**EXERCISE AIM**
Copy out each line of the material that includes the word "JSON".

**MATERIAL PROVIDED**
◇ ◇ ◇ ◇

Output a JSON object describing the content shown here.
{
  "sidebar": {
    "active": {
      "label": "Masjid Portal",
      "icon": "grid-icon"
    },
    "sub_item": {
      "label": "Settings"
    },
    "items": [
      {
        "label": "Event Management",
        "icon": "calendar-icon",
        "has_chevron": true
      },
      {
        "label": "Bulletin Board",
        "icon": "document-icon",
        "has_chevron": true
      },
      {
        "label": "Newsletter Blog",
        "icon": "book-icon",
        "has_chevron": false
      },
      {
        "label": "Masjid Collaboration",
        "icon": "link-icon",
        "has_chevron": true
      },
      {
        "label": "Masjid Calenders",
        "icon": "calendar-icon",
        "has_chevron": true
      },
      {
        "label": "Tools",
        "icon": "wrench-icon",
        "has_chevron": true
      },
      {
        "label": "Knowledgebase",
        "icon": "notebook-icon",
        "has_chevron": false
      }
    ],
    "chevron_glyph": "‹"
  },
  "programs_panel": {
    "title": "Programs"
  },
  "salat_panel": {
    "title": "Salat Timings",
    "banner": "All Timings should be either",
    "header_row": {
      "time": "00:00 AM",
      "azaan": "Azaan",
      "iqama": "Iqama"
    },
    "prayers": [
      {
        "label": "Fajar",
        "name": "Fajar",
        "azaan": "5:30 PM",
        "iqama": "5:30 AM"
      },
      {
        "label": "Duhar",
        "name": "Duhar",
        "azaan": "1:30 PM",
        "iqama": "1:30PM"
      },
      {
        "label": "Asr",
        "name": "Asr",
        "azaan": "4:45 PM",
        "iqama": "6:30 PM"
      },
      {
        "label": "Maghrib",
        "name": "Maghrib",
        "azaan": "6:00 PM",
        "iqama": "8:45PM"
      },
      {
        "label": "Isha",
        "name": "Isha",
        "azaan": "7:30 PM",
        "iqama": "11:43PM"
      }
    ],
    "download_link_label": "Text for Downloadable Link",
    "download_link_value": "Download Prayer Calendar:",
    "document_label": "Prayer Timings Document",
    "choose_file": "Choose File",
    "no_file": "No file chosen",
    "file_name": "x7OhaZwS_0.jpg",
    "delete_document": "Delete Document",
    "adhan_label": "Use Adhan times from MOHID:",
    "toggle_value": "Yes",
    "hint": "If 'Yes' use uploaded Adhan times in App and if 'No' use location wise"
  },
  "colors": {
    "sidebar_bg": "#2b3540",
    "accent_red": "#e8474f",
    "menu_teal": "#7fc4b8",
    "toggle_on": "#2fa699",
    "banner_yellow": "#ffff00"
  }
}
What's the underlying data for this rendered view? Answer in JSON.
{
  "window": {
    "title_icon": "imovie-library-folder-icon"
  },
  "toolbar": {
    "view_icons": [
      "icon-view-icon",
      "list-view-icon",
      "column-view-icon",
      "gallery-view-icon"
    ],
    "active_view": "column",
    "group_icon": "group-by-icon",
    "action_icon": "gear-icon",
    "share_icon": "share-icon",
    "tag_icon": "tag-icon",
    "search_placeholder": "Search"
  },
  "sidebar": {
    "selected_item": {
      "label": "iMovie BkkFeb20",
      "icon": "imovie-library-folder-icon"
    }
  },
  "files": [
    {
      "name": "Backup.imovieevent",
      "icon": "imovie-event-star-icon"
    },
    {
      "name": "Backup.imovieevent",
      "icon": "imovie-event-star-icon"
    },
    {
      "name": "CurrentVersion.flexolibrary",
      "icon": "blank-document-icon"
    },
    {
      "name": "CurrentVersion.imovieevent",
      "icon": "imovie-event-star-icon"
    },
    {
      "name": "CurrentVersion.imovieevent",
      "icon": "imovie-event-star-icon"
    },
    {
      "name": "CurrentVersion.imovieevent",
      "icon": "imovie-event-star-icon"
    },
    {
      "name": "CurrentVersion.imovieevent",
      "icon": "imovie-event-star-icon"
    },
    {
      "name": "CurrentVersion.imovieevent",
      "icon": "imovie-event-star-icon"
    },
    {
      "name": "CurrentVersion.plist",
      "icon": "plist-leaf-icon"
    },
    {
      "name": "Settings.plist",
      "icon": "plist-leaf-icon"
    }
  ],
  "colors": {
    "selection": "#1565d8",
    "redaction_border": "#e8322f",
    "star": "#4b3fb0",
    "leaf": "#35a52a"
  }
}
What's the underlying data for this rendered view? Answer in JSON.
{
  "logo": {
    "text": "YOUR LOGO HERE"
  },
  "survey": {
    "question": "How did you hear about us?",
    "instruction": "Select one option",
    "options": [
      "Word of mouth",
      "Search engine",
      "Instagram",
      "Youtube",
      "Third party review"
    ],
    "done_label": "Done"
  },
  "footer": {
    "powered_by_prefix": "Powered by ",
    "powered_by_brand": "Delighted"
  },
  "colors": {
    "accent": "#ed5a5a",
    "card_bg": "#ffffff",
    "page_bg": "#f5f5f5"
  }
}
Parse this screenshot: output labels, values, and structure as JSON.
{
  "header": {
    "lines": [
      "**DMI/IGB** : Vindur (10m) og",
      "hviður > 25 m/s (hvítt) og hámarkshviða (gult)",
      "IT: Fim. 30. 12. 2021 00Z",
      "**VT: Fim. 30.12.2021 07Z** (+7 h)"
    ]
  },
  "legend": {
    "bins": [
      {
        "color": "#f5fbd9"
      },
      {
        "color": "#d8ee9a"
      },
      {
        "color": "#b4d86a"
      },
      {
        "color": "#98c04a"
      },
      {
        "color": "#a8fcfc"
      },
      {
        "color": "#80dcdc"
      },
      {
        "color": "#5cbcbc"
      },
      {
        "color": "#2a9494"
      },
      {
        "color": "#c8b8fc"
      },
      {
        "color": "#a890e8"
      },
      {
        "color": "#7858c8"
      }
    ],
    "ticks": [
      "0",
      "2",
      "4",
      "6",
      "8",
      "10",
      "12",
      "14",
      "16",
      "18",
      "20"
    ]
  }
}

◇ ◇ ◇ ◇

**RESPONSE FOR THIS EXERCISE**
Output a JSON object describing the content shown here.
What's the underlying data for this rendered view? Answer in JSON.
What's the underlying data for this rendered view? Answer in JSON.
Parse this screenshot: output labels, values, and structure as JSON.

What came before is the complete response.